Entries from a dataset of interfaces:
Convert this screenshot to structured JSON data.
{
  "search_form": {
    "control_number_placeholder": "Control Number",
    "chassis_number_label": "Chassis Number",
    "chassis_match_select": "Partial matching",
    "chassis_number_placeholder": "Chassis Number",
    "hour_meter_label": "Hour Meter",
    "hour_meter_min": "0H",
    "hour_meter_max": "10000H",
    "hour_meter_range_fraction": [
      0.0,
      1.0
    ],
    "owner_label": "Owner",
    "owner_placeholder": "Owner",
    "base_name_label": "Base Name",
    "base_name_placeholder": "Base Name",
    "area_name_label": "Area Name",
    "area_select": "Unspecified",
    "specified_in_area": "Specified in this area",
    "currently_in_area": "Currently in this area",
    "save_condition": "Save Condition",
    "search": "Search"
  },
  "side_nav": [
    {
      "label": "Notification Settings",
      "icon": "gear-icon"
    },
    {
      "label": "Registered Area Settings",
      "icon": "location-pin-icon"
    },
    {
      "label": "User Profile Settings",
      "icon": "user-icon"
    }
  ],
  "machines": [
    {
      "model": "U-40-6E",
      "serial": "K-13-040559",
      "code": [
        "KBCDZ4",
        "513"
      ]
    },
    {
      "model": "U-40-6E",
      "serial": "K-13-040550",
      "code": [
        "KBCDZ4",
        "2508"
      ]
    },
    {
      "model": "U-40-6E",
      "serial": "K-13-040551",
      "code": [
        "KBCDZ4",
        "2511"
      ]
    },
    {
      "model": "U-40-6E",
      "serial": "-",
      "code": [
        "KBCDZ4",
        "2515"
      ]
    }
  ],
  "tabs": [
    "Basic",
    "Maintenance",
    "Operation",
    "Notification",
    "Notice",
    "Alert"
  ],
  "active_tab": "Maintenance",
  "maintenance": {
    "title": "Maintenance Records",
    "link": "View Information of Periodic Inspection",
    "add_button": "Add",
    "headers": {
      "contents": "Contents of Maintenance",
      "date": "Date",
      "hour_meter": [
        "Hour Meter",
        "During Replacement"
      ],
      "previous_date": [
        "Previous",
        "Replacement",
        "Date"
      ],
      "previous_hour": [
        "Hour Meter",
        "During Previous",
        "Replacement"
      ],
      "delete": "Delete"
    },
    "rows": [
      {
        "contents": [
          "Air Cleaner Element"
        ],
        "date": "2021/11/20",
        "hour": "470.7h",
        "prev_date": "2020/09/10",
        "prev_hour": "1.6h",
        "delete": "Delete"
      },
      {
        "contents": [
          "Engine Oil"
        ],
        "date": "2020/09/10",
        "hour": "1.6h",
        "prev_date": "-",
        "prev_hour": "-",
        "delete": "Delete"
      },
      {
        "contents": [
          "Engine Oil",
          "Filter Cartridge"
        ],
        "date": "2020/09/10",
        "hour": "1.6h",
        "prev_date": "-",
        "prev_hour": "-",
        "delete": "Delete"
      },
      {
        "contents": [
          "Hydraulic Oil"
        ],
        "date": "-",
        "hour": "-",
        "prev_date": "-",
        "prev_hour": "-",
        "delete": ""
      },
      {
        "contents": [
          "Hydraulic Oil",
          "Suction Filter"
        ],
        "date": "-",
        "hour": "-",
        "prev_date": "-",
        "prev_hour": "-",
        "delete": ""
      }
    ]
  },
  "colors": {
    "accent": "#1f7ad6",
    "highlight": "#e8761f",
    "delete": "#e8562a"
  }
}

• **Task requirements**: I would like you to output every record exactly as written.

• **The completed task**:
Convert this screenshot to structured JSON data.
{
  "search_form": {
    "control_number_placeholder": "Control Number",
    "chassis_number_label": "Chassis Number",
    "chassis_match_select": "Partial matching",
    "chassis_number_placeholder": "Chassis Number",
    "hour_meter_label": "Hour Meter",
    "hour_meter_min": "0H",
    "hour_meter_max": "10000H",
    "hour_meter_range_fraction": [
      0.0,
      1.0
    ],
    "owner_label": "Owner",
    "owner_placeholder": "Owner",
    "base_name_label": "Base Name",
    "base_name_placeholder": "Base Name",
    "area_name_label": "Area Name",
    "area_select": "Unspecified",
    "specified_in_area": "Specified in this area",
    "currently_in_area": "Currently in this area",
    "save_condition": "Save Condition",
    "search": "Search"
  },
  "side_nav": [
    {
      "label": "Notification Settings",
      "icon": "gear-icon"
    },
    {
      "label": "Registered Area Settings",
      "icon": "location-pin-icon"
    },
    {
      "label": "User Profile Settings",
      "icon": "user-icon"
    }
  ],
  "machines": [
    {
      "model": "U-40-6E",
      "serial": "K-13-040559",
      "code": [
        "KBCDZ4",
        "513"
      ]
    },
    {
      "model": "U-40-6E",
      "serial": "K-13-040550",
      "code": [
        "KBCDZ4",
        "2508"
      ]
    },
    {
      "model": "U-40-6E",
      "serial": "K-13-040551",
      "code": [
        "KBCDZ4",
        "2511"
      ]
    },
    {
      "model": "U-40-6E",
      "serial": "-",
      "code": [
        "KBCDZ4",
        "2515"
      ]
    }
  ],
  "tabs": [
    "Basic",
    "Maintenance",
    "Operation",
    "Notification",
    "Notice",
    "Alert"
  ],
  "active_tab": "Maintenance",
  "maintenance": {
    "title": "Maintenance Records",
    "link": "View Information of Periodic Inspection",
    "add_button": "Add",
    "headers": {
      "contents": "Contents of Maintenance",
      "date": "Date",
      "hour_meter": [
        "Hour Meter",
        "During Replacement"
      ],
      "previous_date": [
        "Previous",
        "Replacement",
        "Date"
      ],
      "previous_hour": [
        "Hour Meter",
        "During Previous",
        "Replacement"
      ],
      "delete": "Delete"
    },
    "rows": [
      {
        "contents": [
          "Air Cleaner Element"
        ],
        "date": "2021/11/20",
        "hour": "470.7h",
        "prev_date": "2020/09/10",
        "prev_hour": "1.6h",
        "delete": "Delete"
      },
      {
        "contents": [
          "Engine Oil"
        ],
        "date": "2020/09/10",
        "hour": "1.6h",
        "prev_date": "-",
        "prev_hour": "-",
        "delete": "Delete"
      },
      {
        "contents": [
          "Engine Oil",
          "Filter Cartridge"
        ],
        "date": "2020/09/10",
        "hour": "1.6h",
        "prev_date": "-",
        "prev_hour": "-",
        "delete": "Delete"
      },
      {
        "contents": [
          "Hydraulic Oil"
        ],
        "date": "-",
        "hour": "-",
        "prev_date": "-",
        "prev_hour": "-",
        "delete": ""
      },
      {
        "contents": [
          "Hydraulic Oil",
          "Suction Filter"
        ],
        "date": "-",
        "hour": "-",
        "prev_date": "-",
        "prev_hour": "-",
        "delete": ""
      }
    ]
  },
  "colors": {
    "accent": "#1f7ad6",
    "highlight": "#e8761f",
    "delete": "#e8562a"
  }
}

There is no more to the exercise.